I’m currently competing in the Second Annual Data Science Bowl at Kaggle. This is by far the most difficult competition that I have entered to date. At the time of writing I am placed 62nd out of 755 entries, with only a day remaining to lock down my methodology.Read Full Story
I’ve been working on explaining computer things I’m learning on this blog for 6 years.
I wrote one of my first posts, what does a shell even do? on
Sept 30, 2013. Since then, I’ve written 11 zines, 370,000 words on this blog, and
given 20 or so talks. So it seems like I like explaining things a lot.
In May I’m running 2 courses:
May 9th – Successfully Delivering Data Science Projects
May 17th – Software Engineering for Data Scientists
The first is aimed at data scientists who have had a bad or wobbly delivery who want to learn better ways to design projects, derisk their stages and deliver more reliably.
I’m taking my qualifying exam this Tuesday—which may surprise some of
you that I haven’t already done it! This is mostly due to logistical
kerfuffles as I transferred Ph.D.’s and I also tend to avoid coursework
like the plague.
Each university has its own culture around an oral or qualifying exam.
When I travel, I always want to get the most of the city I’m visiting. One way is to talk to local people and get advices about which spots you shouldn’t miss.Read Full Story

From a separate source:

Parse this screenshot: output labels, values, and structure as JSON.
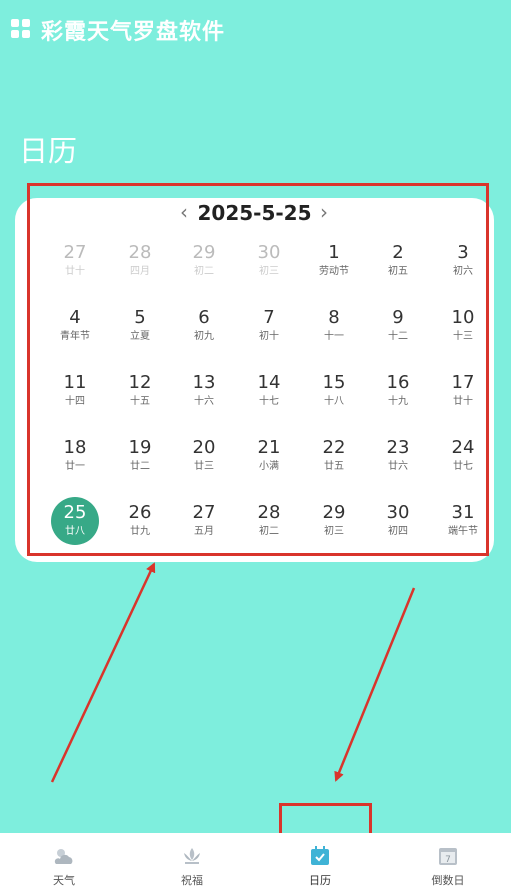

If you’re wondering why this is part 4.1 instead of part 4, and why I’m not talking about continuing to build the local jbc, it’s because explaining Bitcoin’s Proof of Work difficulty at a somewhat lower level takes a lot of space. So unlike what this title says, this post in part 4 is not how to build a blockchain. It’s about how an existing blockchain is built.Read Full Story
This time I’m going to introduce tools for visual data exploration. They represent each time series as a point in 2-dimensional space. When original time series are similar the corresponding points will be close to each other.Read Full Story
Personally, I’m a firm believer and fan of Kaggle and definitely look at it as the home of Data Science. Kaggle Grandmasters are the heroes of Kaggle or definitely mine. I’ve been on a pursuit to depict and understand their journey into the field also if they’re still humans or have passed onto an alternate reality (not still sure about that one).Read Full Story
In the last week I’ve been working on another SQL website
(https://sql-steps.wizardzines.com/, a list of SQL examples). I’m running all
the queries on that site with sqlite, and I wanted to use window functions in
one of the examples (this one).
But I’m using the version of sqlite from Ubuntu 18.04, and that version is too
old and doesn’t support window functions.
No one asked for this, but I’m something like ~12 years into my career and have had my fair share of mistakes and luck so I thought I’d share some of those things.
Honestly, I feel like I’ve mostly benefitted from luck. Some of the things I did on a whim turned out to be excellent choices many years later. Some of the things were clear blind spots in hindsight.